The project received $61,000 ($1.20/ft2) from Puget Sound Energy upon presentation of energy modeling results that demonstrated more than 25% savings. The City Parks and Recreation Department provided $175,000 to improve site features used by the community, such as the playfield and the forested area.
Cost data in U.S. dollars as of date of completion.
-Total project cost (land excluded): $9,857,000
The building was designed not to exceed the budget of a conventional building. Investing in the structure, building form, and architecture allowed the design team to reduce the size and amount of mechanical equipment.
Because the design and construction process was funded by the State, the design team was required to perform a detailed comparative analysis of several building system options in the form of an energy life-cycle cost analysis. This process involved a review of mechanical options with varying system components to evaluate the cheapest option over a 30-year life span. The selected integrated building design demonstrated lower annual energy consumption than the other options, which included electric heat pumps, variable-air volume with a hydronic heating system and an air-cooled chiller, and natural ventilation with minimum comfort cooling. The capital costs of the four systems varied within a range of approximately $300,000, with the selected system at the mid-range of first costs, lower than the mechanically cooled systems in terms of replacement costs within the 30-year time frame, lower or equivalent for maintenance costs, and significantly lower in energy costs. After tradeoffs between mechanical and envelope systems were taken into account, the selected design was demonstrated to be the most cost-effective option.

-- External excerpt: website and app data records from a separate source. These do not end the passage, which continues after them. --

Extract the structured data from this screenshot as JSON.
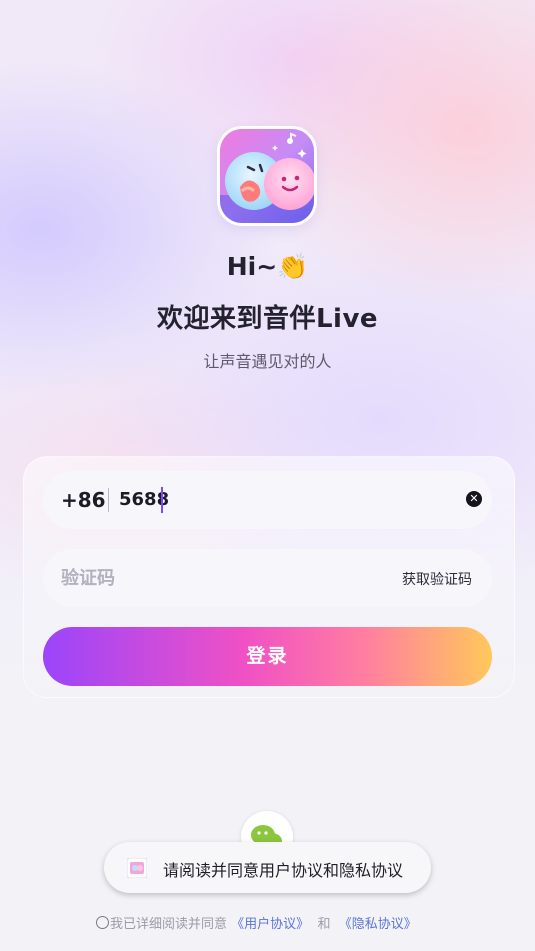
{
  "colors": {
    "accent": "#7a4cf2",
    "button_gradient": [
      "#9b45fb",
      "#f051c4",
      "#ff7fa0",
      "#ffc85b"
    ],
    "link": "#5a74d6",
    "wechat": "#8cc63f"
  },
  "header": {
    "greeting": "Hi~",
    "greeting_emoji": "👏",
    "welcome": "欢迎来到音伴Live",
    "tagline": "让声音遇见对的人"
  },
  "form": {
    "country_code": "+86",
    "phone_value": "5688",
    "code_placeholder": "验证码",
    "get_code_label": "获取验证码",
    "login_label": "登录"
  },
  "toast": {
    "text": "请阅读并同意用户协议和隐私协议"
  },
  "agreement": {
    "prefix": "我已详细阅读并同意",
    "user_link": "《用户协议》",
    "and": "和",
    "privacy_link": "《隐私协议》"
  },
  "icons": {
    "logo": "app-logo-icon",
    "clear": "clear-icon",
    "wechat": "wechat-icon",
    "toast": "app-mini-icon"
  }
}
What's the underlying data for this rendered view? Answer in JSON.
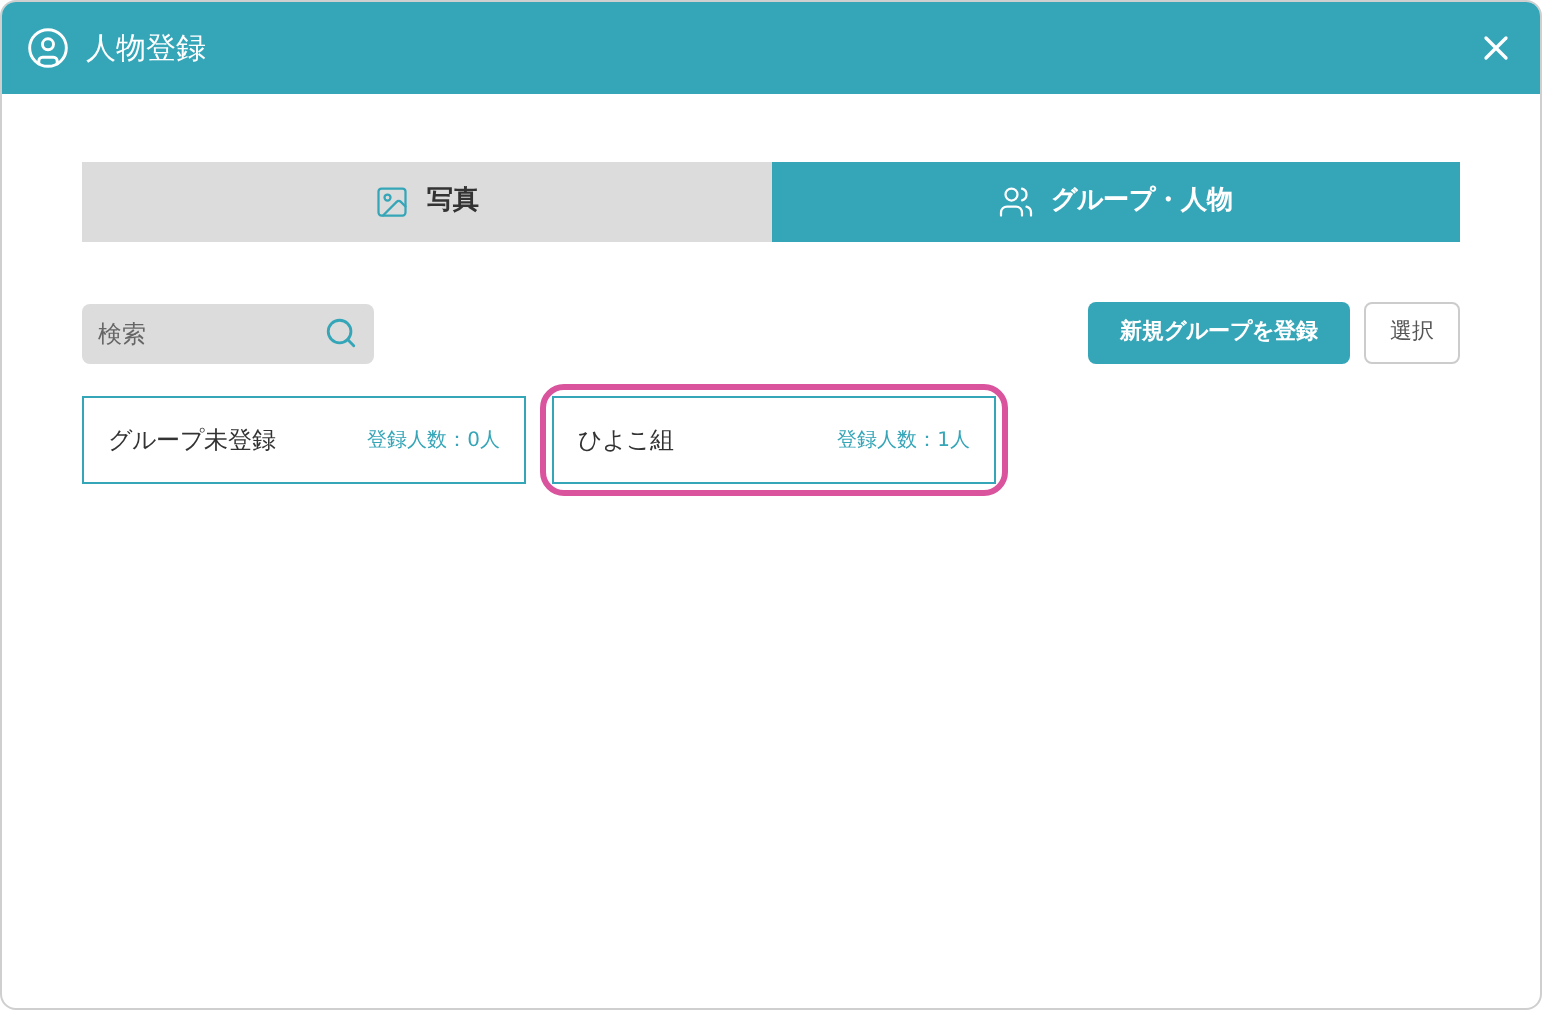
{
  "window": {
    "title": "人物登録"
  },
  "tabs": [
    {
      "label": "写真",
      "kind": "photo",
      "selected": false
    },
    {
      "label": "グループ・人物",
      "kind": "people",
      "selected": true
    }
  ],
  "search": {
    "placeholder": "検索"
  },
  "buttons": [
    {
      "label": "新規グループを登録",
      "kind": "primary"
    },
    {
      "label": "選択",
      "kind": "secondary"
    }
  ],
  "groups": [
    {
      "name": "グループ未登録",
      "count": "登録人数：0人",
      "highlighted": false
    },
    {
      "name": "ひよこ組",
      "count": "登録人数：1人",
      "highlighted": true
    }
  ]
}
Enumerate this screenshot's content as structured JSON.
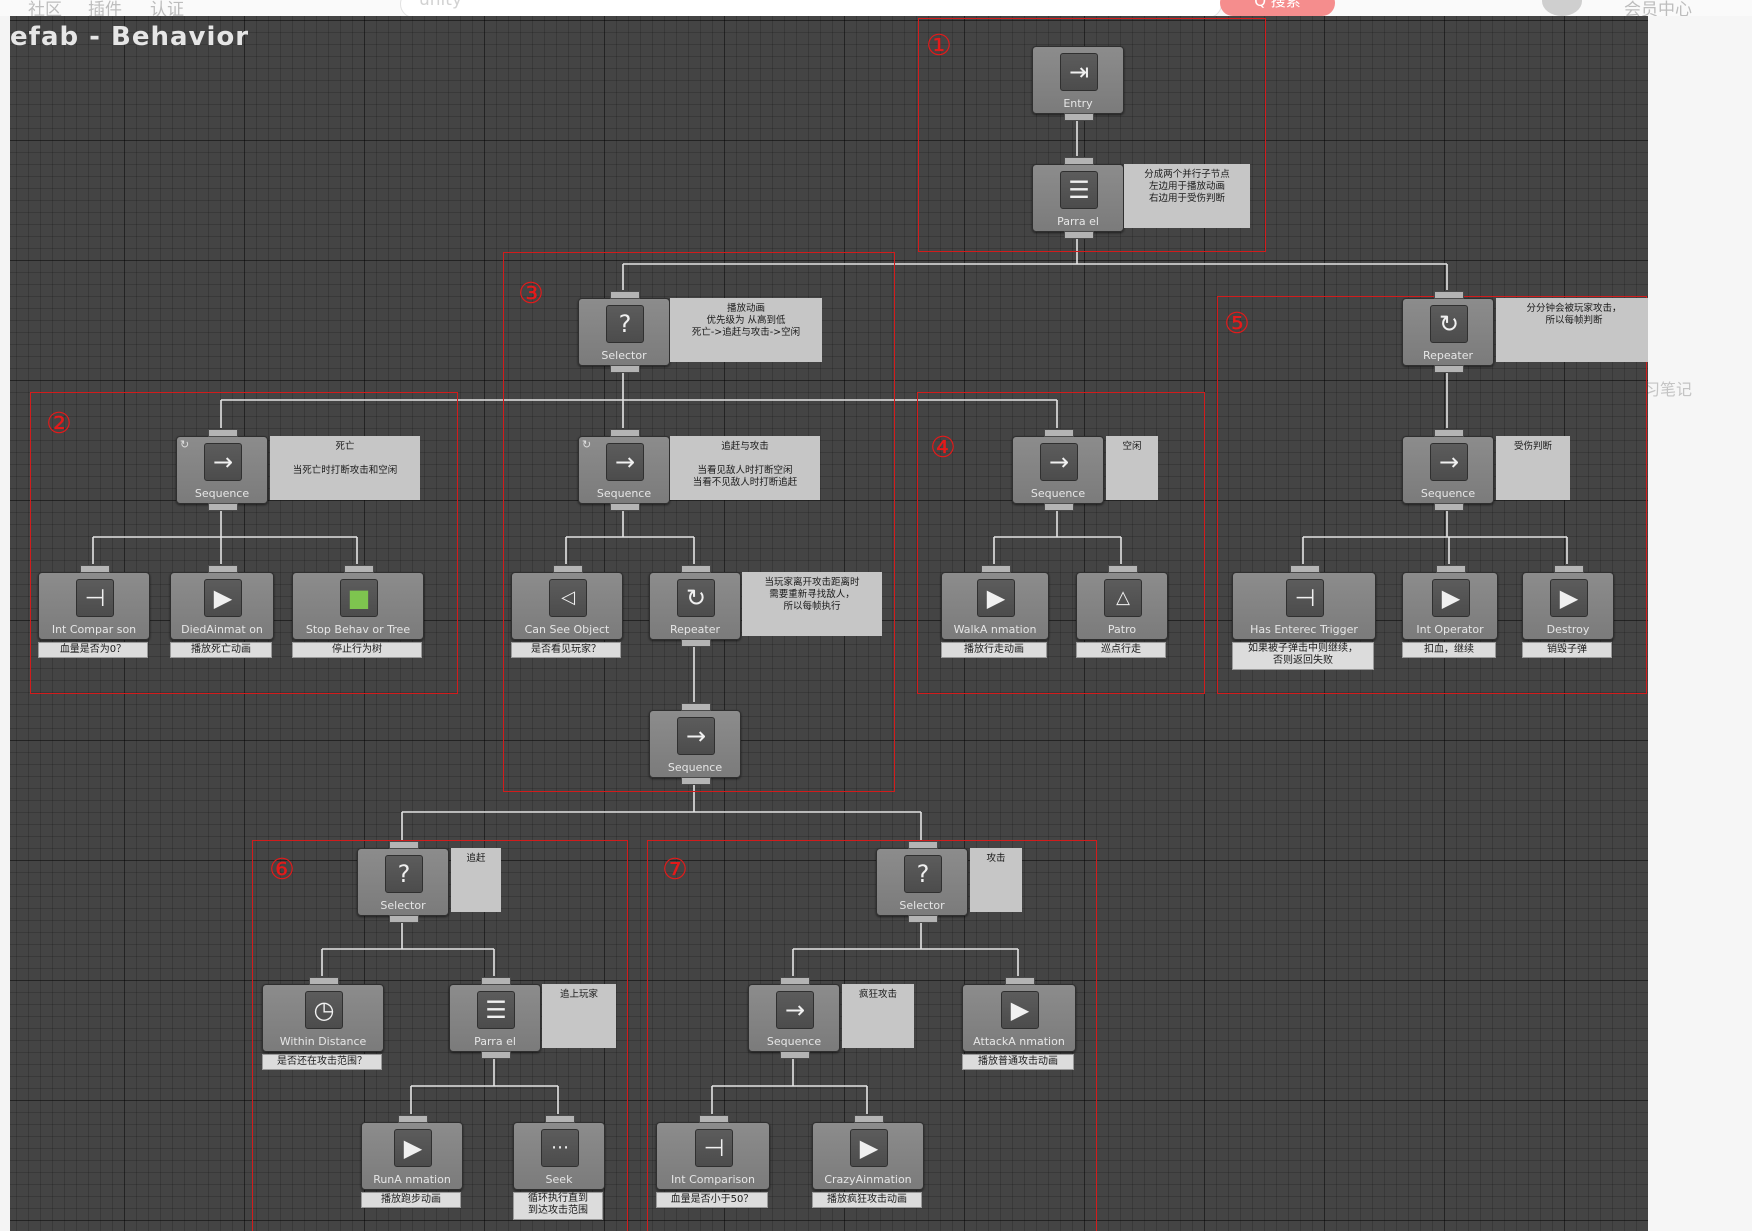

Because school districts are charged with spending their constituents’ resources wisely, a balance must be struck between what the districts know is the responsible action and the public perception. Progressive thought is often tempered by the status quo. Recognizing that each building, client, and site has particular requirements was the first step to achieving the right balance of high-performance features. Schools in particular have many needs that are unique to the building type. High-performance strategies were established and agreed to by all individuals involved in the design and future maintenance and operations of the building. Ultimately this integrated process resulted in systems that work together and are fundamental to the building performance. In addition, support from other public entities was essential to the success of the project. Local and state agencies were receptive to the new approaches and rewarded the progressive goals of the district.
The School district is committed post-occupancy evaluations to understand the effects of high-performance buildings on student test results, staff retention, student absenteeism, energy savings, and true total cost of ownership. A comparison with several conventional schools following similar programmatic guidelines recently constructed in the same school district will yield important data to help guide future school projects in this district and beyond.
|Role on Team||First Name||Last Name||Company||Location|
|Architect (Design principal)||Anne Schopf||Schopf||Mahlum Architects||Seattle, WA|
|Architect (Project manager)||Mitch||Kent||Mahlum Architects||Seattle, WA|
|Architect (Project architect)||David||Mount||Mahlum Architects||Seattle, WA|
|Landscape architect||Cascade Design Collaborative||Seattle, WA|
|Civil and structural engineer||Coughlin Porter Lundeen||Seattle, WA|
|Mechanical engineer||Tom||Marseille||Stantec, Inc.||Seattle, WA|
|Electrical engineer||Coffman Engineers, Inc.||Seattle, WA|
|Cost estimator||Rider Hunt Levett & Bailey||Seattle, WA|
|Daylighting consultant||Seattle Daylighting Lab||Seattle, WA|
|Contractor||Spee West Construction||Edmonds, WA|